### TASK:
Output all of the records exactly, word for word.

### Data entries:
----

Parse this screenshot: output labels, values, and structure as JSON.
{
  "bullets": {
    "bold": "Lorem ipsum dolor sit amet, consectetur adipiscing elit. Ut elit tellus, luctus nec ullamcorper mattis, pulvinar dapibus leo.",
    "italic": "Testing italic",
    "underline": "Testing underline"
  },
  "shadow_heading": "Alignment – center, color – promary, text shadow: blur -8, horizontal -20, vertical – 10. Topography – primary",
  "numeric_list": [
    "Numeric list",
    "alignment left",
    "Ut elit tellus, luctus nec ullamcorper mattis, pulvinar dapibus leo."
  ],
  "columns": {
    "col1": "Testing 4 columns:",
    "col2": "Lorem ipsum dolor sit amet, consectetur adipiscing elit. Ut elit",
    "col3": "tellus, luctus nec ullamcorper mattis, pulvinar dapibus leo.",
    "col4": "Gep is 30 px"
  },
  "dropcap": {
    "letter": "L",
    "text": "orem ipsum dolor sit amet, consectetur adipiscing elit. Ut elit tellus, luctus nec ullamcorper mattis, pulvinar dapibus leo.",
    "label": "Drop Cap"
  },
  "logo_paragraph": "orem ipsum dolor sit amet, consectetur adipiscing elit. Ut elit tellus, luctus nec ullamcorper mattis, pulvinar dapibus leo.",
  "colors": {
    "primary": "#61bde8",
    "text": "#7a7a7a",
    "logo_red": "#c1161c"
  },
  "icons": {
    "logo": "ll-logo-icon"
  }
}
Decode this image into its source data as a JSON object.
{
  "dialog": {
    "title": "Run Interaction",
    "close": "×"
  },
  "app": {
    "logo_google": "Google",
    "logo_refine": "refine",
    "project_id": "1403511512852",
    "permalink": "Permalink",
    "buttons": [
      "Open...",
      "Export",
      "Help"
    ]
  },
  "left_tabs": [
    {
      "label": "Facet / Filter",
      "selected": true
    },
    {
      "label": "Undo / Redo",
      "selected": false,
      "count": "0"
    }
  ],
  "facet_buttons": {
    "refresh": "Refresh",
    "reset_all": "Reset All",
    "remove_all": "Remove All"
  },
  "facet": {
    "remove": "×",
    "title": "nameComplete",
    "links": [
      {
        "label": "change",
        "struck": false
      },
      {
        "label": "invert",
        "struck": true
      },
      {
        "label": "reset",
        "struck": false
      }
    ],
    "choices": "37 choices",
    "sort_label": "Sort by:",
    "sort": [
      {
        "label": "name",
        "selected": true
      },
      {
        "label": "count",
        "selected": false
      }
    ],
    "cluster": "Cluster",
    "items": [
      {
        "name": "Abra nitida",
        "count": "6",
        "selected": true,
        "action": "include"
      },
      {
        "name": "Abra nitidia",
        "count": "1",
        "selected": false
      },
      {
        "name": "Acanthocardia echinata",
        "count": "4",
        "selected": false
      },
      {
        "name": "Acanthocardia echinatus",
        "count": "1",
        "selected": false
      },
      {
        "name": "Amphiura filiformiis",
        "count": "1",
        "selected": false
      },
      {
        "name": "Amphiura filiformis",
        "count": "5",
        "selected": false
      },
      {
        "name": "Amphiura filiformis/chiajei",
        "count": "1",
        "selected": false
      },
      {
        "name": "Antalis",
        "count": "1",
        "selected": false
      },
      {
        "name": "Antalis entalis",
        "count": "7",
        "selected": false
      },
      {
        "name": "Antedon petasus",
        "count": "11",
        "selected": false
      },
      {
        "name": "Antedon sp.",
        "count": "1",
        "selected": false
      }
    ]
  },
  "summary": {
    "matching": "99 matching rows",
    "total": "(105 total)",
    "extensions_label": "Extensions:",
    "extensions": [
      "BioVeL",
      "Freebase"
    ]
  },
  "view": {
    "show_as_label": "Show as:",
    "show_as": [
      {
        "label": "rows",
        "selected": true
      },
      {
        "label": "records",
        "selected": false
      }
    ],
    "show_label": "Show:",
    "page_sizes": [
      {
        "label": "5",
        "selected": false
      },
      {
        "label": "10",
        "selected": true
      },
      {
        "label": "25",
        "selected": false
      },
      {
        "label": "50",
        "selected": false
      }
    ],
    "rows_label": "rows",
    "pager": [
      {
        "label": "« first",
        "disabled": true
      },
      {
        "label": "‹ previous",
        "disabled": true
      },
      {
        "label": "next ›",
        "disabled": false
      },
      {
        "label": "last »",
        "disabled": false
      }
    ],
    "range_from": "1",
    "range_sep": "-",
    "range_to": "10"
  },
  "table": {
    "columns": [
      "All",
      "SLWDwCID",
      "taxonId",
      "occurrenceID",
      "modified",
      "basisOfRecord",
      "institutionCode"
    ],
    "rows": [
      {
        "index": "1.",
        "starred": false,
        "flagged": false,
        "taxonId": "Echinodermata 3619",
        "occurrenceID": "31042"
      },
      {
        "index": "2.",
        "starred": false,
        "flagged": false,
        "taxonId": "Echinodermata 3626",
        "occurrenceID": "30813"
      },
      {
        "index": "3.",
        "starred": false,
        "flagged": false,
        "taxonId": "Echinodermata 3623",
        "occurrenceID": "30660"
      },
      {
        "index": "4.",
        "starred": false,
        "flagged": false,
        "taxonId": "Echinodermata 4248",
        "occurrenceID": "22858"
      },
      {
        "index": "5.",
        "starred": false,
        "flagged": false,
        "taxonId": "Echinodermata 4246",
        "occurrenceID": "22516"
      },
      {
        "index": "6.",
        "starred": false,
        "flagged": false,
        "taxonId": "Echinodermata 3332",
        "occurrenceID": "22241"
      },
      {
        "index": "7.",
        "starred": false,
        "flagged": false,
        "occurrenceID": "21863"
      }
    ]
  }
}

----

### ANSWER SPACE:
Parse this screenshot: output labels, values, and structure as JSON.
{
  "bullets": {
    "bold": "Lorem ipsum dolor sit amet, consectetur adipiscing elit. Ut elit tellus, luctus nec ullamcorper mattis, pulvinar dapibus leo.",
    "italic": "Testing italic",
    "underline": "Testing underline"
  },
  "shadow_heading": "Alignment – center, color – promary, text shadow: blur -8, horizontal -20, vertical – 10. Topography – primary",
  "numeric_list": [
    "Numeric list",
    "alignment left",
    "Ut elit tellus, luctus nec ullamcorper mattis, pulvinar dapibus leo."
  ],
  "columns": {
    "col1": "Testing 4 columns:",
    "col2": "Lorem ipsum dolor sit amet, consectetur adipiscing elit. Ut elit",
    "col3": "tellus, luctus nec ullamcorper mattis, pulvinar dapibus leo.",
    "col4": "Gep is 30 px"
  },
  "dropcap": {
    "letter": "L",
    "text": "orem ipsum dolor sit amet, consectetur adipiscing elit. Ut elit tellus, luctus nec ullamcorper mattis, pulvinar dapibus leo.",
    "label": "Drop Cap"
  },
  "logo_paragraph": "orem ipsum dolor sit amet, consectetur adipiscing elit. Ut elit tellus, luctus nec ullamcorper mattis, pulvinar dapibus leo.",
  "colors": {
    "primary": "#61bde8",
    "text": "#7a7a7a",
    "logo_red": "#c1161c"
  },
  "icons": {
    "logo": "ll-logo-icon"
  }
}
Decode this image into its source data as a JSON object.
{
  "dialog": {
    "title": "Run Interaction",
    "close": "×"
  },
  "app": {
    "logo_google": "Google",
    "logo_refine": "refine",
    "project_id": "1403511512852",
    "permalink": "Permalink",
    "buttons": [
      "Open...",
      "Export",
      "Help"
    ]
  },
  "left_tabs": [
    {
      "label": "Facet / Filter",
      "selected": true
    },
    {
      "label": "Undo / Redo",
      "selected": false,
      "count": "0"
    }
  ],
  "facet_buttons": {
    "refresh": "Refresh",
    "reset_all": "Reset All",
    "remove_all": "Remove All"
  },
  "facet": {
    "remove": "×",
    "title": "nameComplete",
    "links": [
      {
        "label": "change",
        "struck": false
      },
      {
        "label": "invert",
        "struck": true
      },
      {
        "label": "reset",
        "struck": false
      }
    ],
    "choices": "37 choices",
    "sort_label": "Sort by:",
    "sort": [
      {
        "label": "name",
        "selected": true
      },
      {
        "label": "count",
        "selected": false
      }
    ],
    "cluster": "Cluster",
    "items": [
      {
        "name": "Abra nitida",
        "count": "6",
        "selected": true,
        "action": "include"
      },
      {
        "name": "Abra nitidia",
        "count": "1",
        "selected": false
      },
      {
        "name": "Acanthocardia echinata",
        "count": "4",
        "selected": false
      },
      {
        "name": "Acanthocardia echinatus",
        "count": "1",
        "selected": false
      },
      {
        "name": "Amphiura filiformiis",
        "count": "1",
        "selected": false
      },
      {
        "name": "Amphiura filiformis",
        "count": "5",
        "selected": false
      },
      {
        "name": "Amphiura filiformis/chiajei",
        "count": "1",
        "selected": false
      },
      {
        "name": "Antalis",
        "count": "1",
        "selected": false
      },
      {
        "name": "Antalis entalis",
        "count": "7",
        "selected": false
      },
      {
        "name": "Antedon petasus",
        "count": "11",
        "selected": false
      },
      {
        "name": "Antedon sp.",
        "count": "1",
        "selected": false
      }
    ]
  },
  "summary": {
    "matching": "99 matching rows",
    "total": "(105 total)",
    "extensions_label": "Extensions:",
    "extensions": [
      "BioVeL",
      "Freebase"
    ]
  },
  "view": {
    "show_as_label": "Show as:",
    "show_as": [
      {
        "label": "rows",
        "selected": true
      },
      {
        "label": "records",
        "selected": false
      }
    ],
    "show_label": "Show:",
    "page_sizes": [
      {
        "label": "5",
        "selected": false
      },
      {
        "label": "10",
        "selected": true
      },
      {
        "label": "25",
        "selected": false
      },
      {
        "label": "50",
        "selected": false
      }
    ],
    "rows_label": "rows",
    "pager": [
      {
        "label": "« first",
        "disabled": true
      },
      {
        "label": "‹ previous",
        "disabled": true
      },
      {
        "label": "next ›",
        "disabled": false
      },
      {
        "label": "last »",
        "disabled": false
      }
    ],
    "range_from": "1",
    "range_sep": "-",
    "range_to": "10"
  },
  "table": {
    "columns": [
      "All",
      "SLWDwCID",
      "taxonId",
      "occurrenceID",
      "modified",
      "basisOfRecord",
      "institutionCode"
    ],
    "rows": [
      {
        "index": "1.",
        "starred": false,
        "flagged": false,
        "taxonId": "Echinodermata 3619",
        "occurrenceID": "31042"
      },
      {
        "index": "2.",
        "starred": false,
        "flagged": false,
        "taxonId": "Echinodermata 3626",
        "occurrenceID": "30813"
      },
      {
        "index": "3.",
        "starred": false,
        "flagged": false,
        "taxonId": "Echinodermata 3623",
        "occurrenceID": "30660"
      },
      {
        "index": "4.",
        "starred": false,
        "flagged": false,
        "taxonId": "Echinodermata 4248",
        "occurrenceID": "22858"
      },
      {
        "index": "5.",
        "starred": false,
        "flagged": false,
        "taxonId": "Echinodermata 4246",
        "occurrenceID": "22516"
      },
      {
        "index": "6.",
        "starred": false,
        "flagged": false,
        "taxonId": "Echinodermata 3332",
        "occurrenceID": "22241"
      },
      {
        "index": "7.",
        "starred": false,
        "flagged": false,
        "occurrenceID": "21863"
      }
    ]
  }
}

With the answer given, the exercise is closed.